Required action: Please return each entry that follows exactly as given, but without pictures.

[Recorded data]
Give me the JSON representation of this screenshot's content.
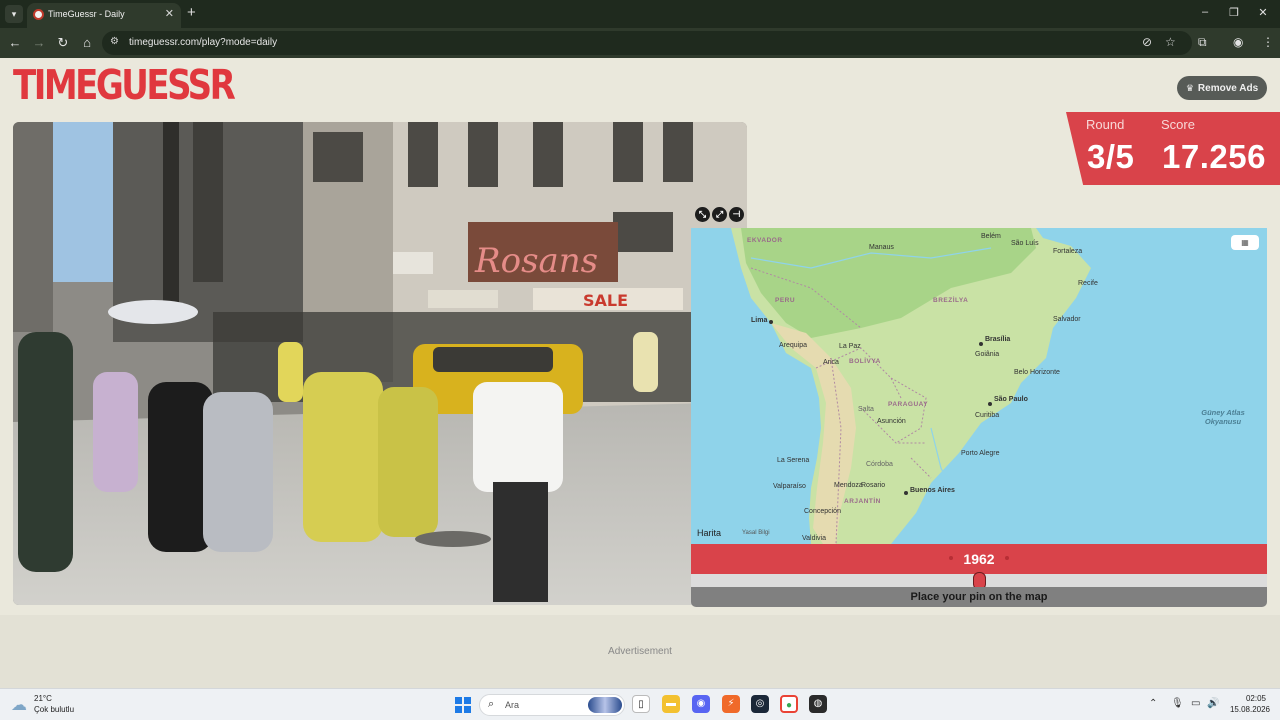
{
  "browser": {
    "tab_title": "TimeGuessr - Daily",
    "new_tab": "+",
    "url": "timeguessr.com/play?mode=daily"
  },
  "page": {
    "logo_text": "TIMEGUESSR",
    "remove_ads_label": "Remove Ads",
    "score_panel": {
      "round_label": "Round",
      "round_value": "3/5",
      "score_label": "Score",
      "score_value": "17.256"
    },
    "map": {
      "labels": {
        "ekvador": "EKVADOR",
        "manaus": "Manaus",
        "belem": "Belém",
        "sao_luis": "São Luís",
        "fortaleza": "Fortaleza",
        "recife": "Recife",
        "peru": "PERU",
        "brezilya": "BREZİLYA",
        "lima": "Lima",
        "salvador": "Salvador",
        "arequipa": "Arequipa",
        "la_paz": "La Paz",
        "brasilia": "Brasília",
        "goiania": "Goiânia",
        "arica": "Arica",
        "bolivya": "BOLİVYA",
        "belo_horizonte": "Belo Horizonte",
        "paraguay": "PARAGUAY",
        "sao_paulo": "São Paulo",
        "salta": "Salta",
        "curitiba": "Curitiba",
        "asuncion": "Asunción",
        "ocean": "Güney Atlas Okyanusu",
        "porto_alegre": "Porto Alegre",
        "la_serena": "La Serena",
        "cordoba": "Córdoba",
        "valparaiso": "Valparaíso",
        "mendoza": "Mendoza",
        "rosario": "Rosario",
        "buenos_aires": "Buenos Aires",
        "arjantin": "ARJANTİN",
        "concepcion": "Concepción",
        "valdivia": "Valdivia"
      },
      "attribution": "Harita",
      "legal": "Yasal Bilgi"
    },
    "year": "1962",
    "year_fraction": 0.5,
    "pin_instruction": "Place your pin on the map",
    "advertisement": "Advertisement"
  },
  "taskbar": {
    "weather_temp": "21°C",
    "weather_desc": "Çok bulutlu",
    "search_placeholder": "Ara",
    "time": "02:05",
    "date": "15.08.2026"
  },
  "colors": {
    "accent_red": "#d9434a",
    "page_bg": "#eae8dc",
    "chrome_dark": "#1f2a1e"
  }
}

Exercise result:
Give me the JSON representation of this screenshot's content.
{
  "browser": {
    "tab_title": "TimeGuessr - Daily",
    "new_tab": "+",
    "url": "timeguessr.com/play?mode=daily"
  },
  "page": {
    "logo_text": "TIMEGUESSR",
    "remove_ads_label": "Remove Ads",
    "score_panel": {
      "round_label": "Round",
      "round_value": "3/5",
      "score_label": "Score",
      "score_value": "17.256"
    },
    "map": {
      "labels": {
        "ekvador": "EKVADOR",
        "manaus": "Manaus",
        "belem": "Belém",
        "sao_luis": "São Luís",
        "fortaleza": "Fortaleza",
        "recife": "Recife",
        "peru": "PERU",
        "brezilya": "BREZİLYA",
        "lima": "Lima",
        "salvador": "Salvador",
        "arequipa": "Arequipa",
        "la_paz": "La Paz",
        "brasilia": "Brasília",
        "goiania": "Goiânia",
        "arica": "Arica",
        "bolivya": "BOLİVYA",
        "belo_horizonte": "Belo Horizonte",
        "paraguay": "PARAGUAY",
        "sao_paulo": "São Paulo",
        "salta": "Salta",
        "curitiba": "Curitiba",
        "asuncion": "Asunción",
        "ocean": "Güney Atlas Okyanusu",
        "porto_alegre": "Porto Alegre",
        "la_serena": "La Serena",
        "cordoba": "Córdoba",
        "valparaiso": "Valparaíso",
        "mendoza": "Mendoza",
        "rosario": "Rosario",
        "buenos_aires": "Buenos Aires",
        "arjantin": "ARJANTİN",
        "concepcion": "Concepción",
        "valdivia": "Valdivia"
      },
      "attribution": "Harita",
      "legal": "Yasal Bilgi"
    },
    "year": "1962",
    "year_fraction": 0.5,
    "pin_instruction": "Place your pin on the map",
    "advertisement": "Advertisement"
  },
  "taskbar": {
    "weather_temp": "21°C",
    "weather_desc": "Çok bulutlu",
    "search_placeholder": "Ara",
    "time": "02:05",
    "date": "15.08.2026"
  },
  "colors": {
    "accent_red": "#d9434a",
    "page_bg": "#eae8dc",
    "chrome_dark": "#1f2a1e"
  }
}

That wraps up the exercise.